◆ What you will do ◆
Give the listing again word for word, excluding the pictures it contains.

*****

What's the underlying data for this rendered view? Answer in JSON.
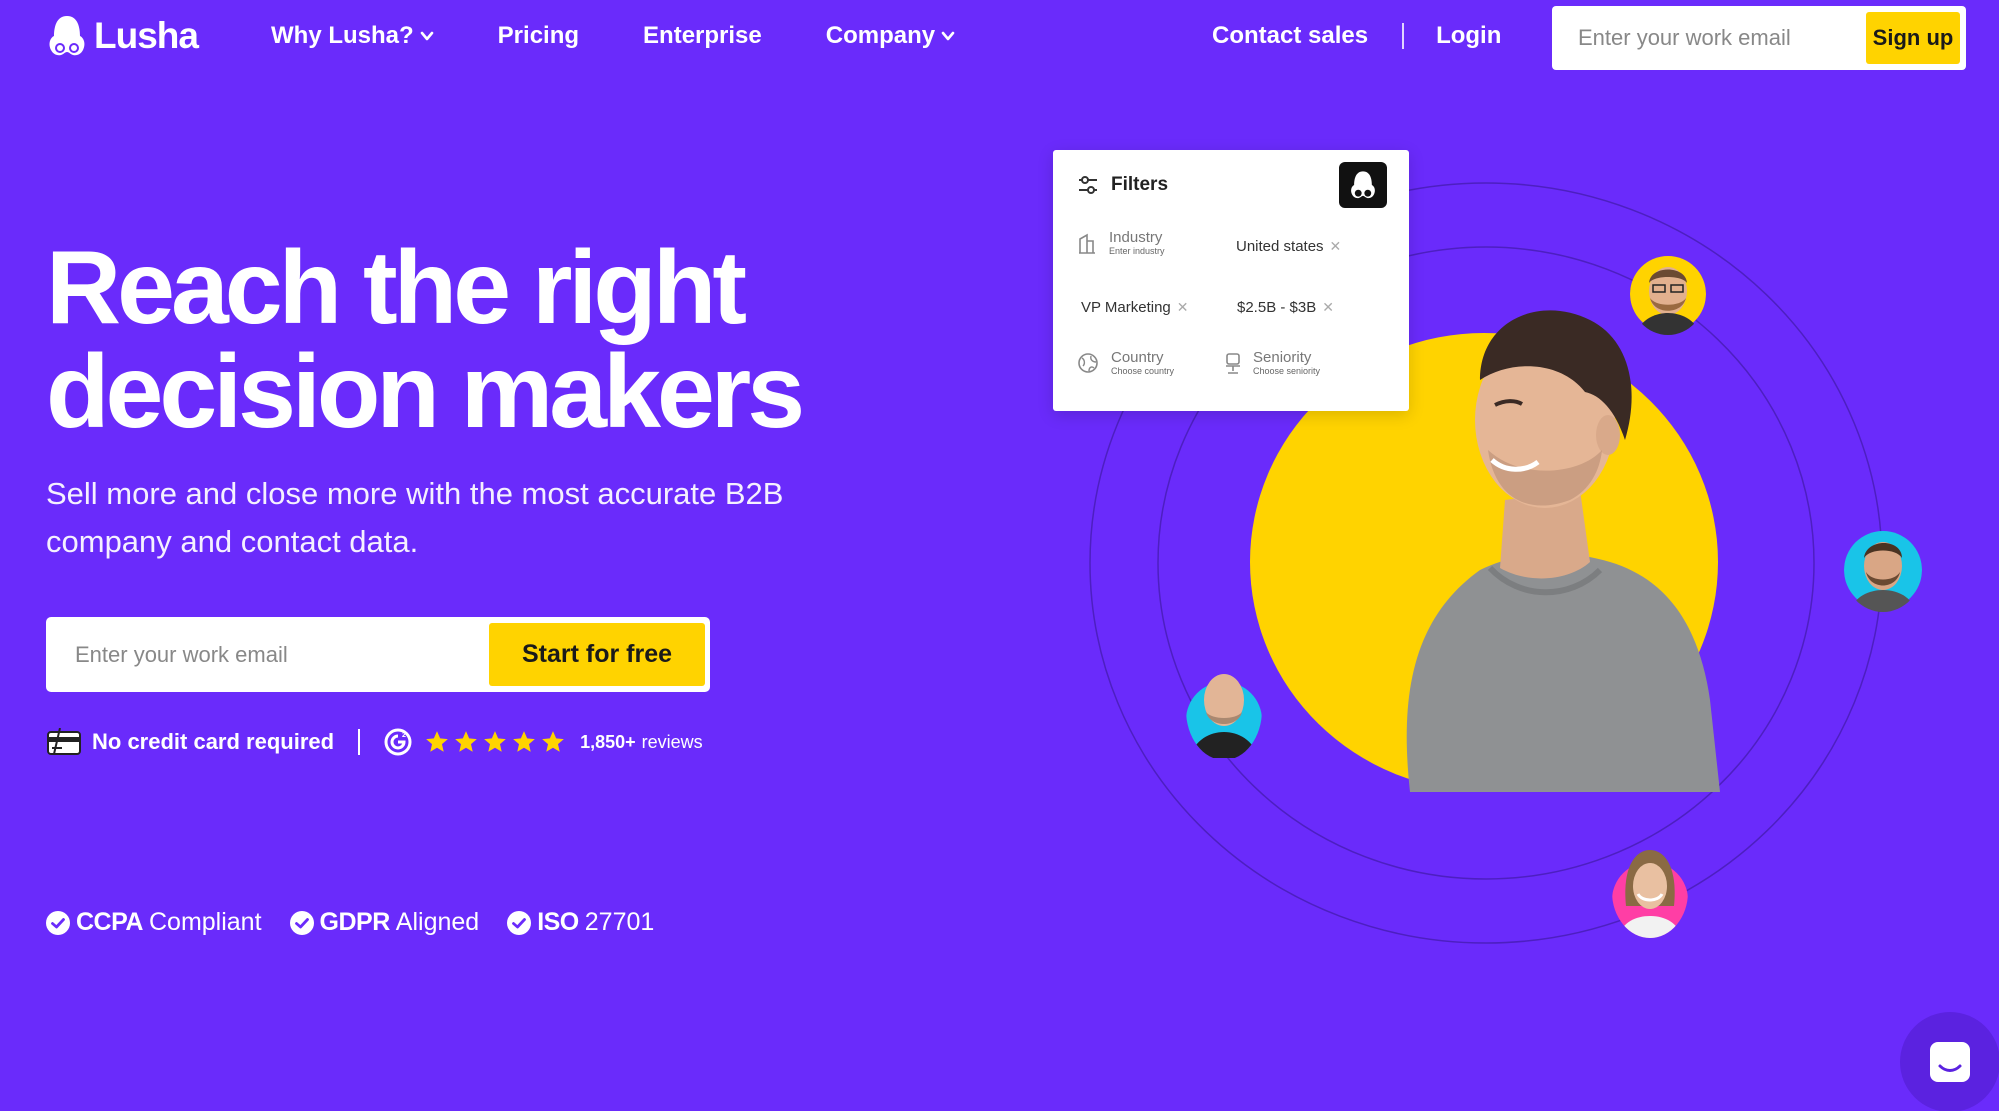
{
  "brand": {
    "name": "Lusha",
    "accent": "#6a2bfb",
    "yellow": "#ffd300"
  },
  "nav": {
    "links": [
      {
        "label": "Why Lusha?",
        "dropdown": true
      },
      {
        "label": "Pricing",
        "dropdown": false
      },
      {
        "label": "Enterprise",
        "dropdown": false
      },
      {
        "label": "Company",
        "dropdown": true
      }
    ],
    "contact_sales": "Contact sales",
    "login": "Login",
    "email_placeholder": "Enter your work email",
    "signup": "Sign up"
  },
  "hero": {
    "title_line1": "Reach the right",
    "title_line2": "decision makers",
    "subtitle_line1": "Sell more and close more with the most accurate B2B",
    "subtitle_line2": "company and contact data.",
    "email_placeholder": "Enter your work email",
    "cta": "Start for free"
  },
  "trust": {
    "no_card": "No credit card required",
    "rating_stars": 5,
    "reviews_count": "1,850+",
    "reviews_label": "reviews"
  },
  "compliance": [
    {
      "strong": "CCPA",
      "light": "Compliant"
    },
    {
      "strong": "GDPR",
      "light": "Aligned"
    },
    {
      "strong": "ISO",
      "light": "27701"
    }
  ],
  "filters_card": {
    "title": "Filters",
    "industry_label": "Industry",
    "industry_hint": "Enter industry",
    "chip_location": "United states",
    "chip_role": "VP Marketing",
    "chip_revenue": "$2.5B - $3B",
    "country_label": "Country",
    "country_hint": "Choose country",
    "seniority_label": "Seniority",
    "seniority_hint": "Choose seniority"
  }
}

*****

◆ Output for this task ◆
What's the underlying data for this rendered view? Answer in JSON.
{
  "brand": {
    "name": "Lusha",
    "accent": "#6a2bfb",
    "yellow": "#ffd300"
  },
  "nav": {
    "links": [
      {
        "label": "Why Lusha?",
        "dropdown": true
      },
      {
        "label": "Pricing",
        "dropdown": false
      },
      {
        "label": "Enterprise",
        "dropdown": false
      },
      {
        "label": "Company",
        "dropdown": true
      }
    ],
    "contact_sales": "Contact sales",
    "login": "Login",
    "email_placeholder": "Enter your work email",
    "signup": "Sign up"
  },
  "hero": {
    "title_line1": "Reach the right",
    "title_line2": "decision makers",
    "subtitle_line1": "Sell more and close more with the most accurate B2B",
    "subtitle_line2": "company and contact data.",
    "email_placeholder": "Enter your work email",
    "cta": "Start for free"
  },
  "trust": {
    "no_card": "No credit card required",
    "rating_stars": 5,
    "reviews_count": "1,850+",
    "reviews_label": "reviews"
  },
  "compliance": [
    {
      "strong": "CCPA",
      "light": "Compliant"
    },
    {
      "strong": "GDPR",
      "light": "Aligned"
    },
    {
      "strong": "ISO",
      "light": "27701"
    }
  ],
  "filters_card": {
    "title": "Filters",
    "industry_label": "Industry",
    "industry_hint": "Enter industry",
    "chip_location": "United states",
    "chip_role": "VP Marketing",
    "chip_revenue": "$2.5B - $3B",
    "country_label": "Country",
    "country_hint": "Choose country",
    "seniority_label": "Seniority",
    "seniority_hint": "Choose seniority"
  }
}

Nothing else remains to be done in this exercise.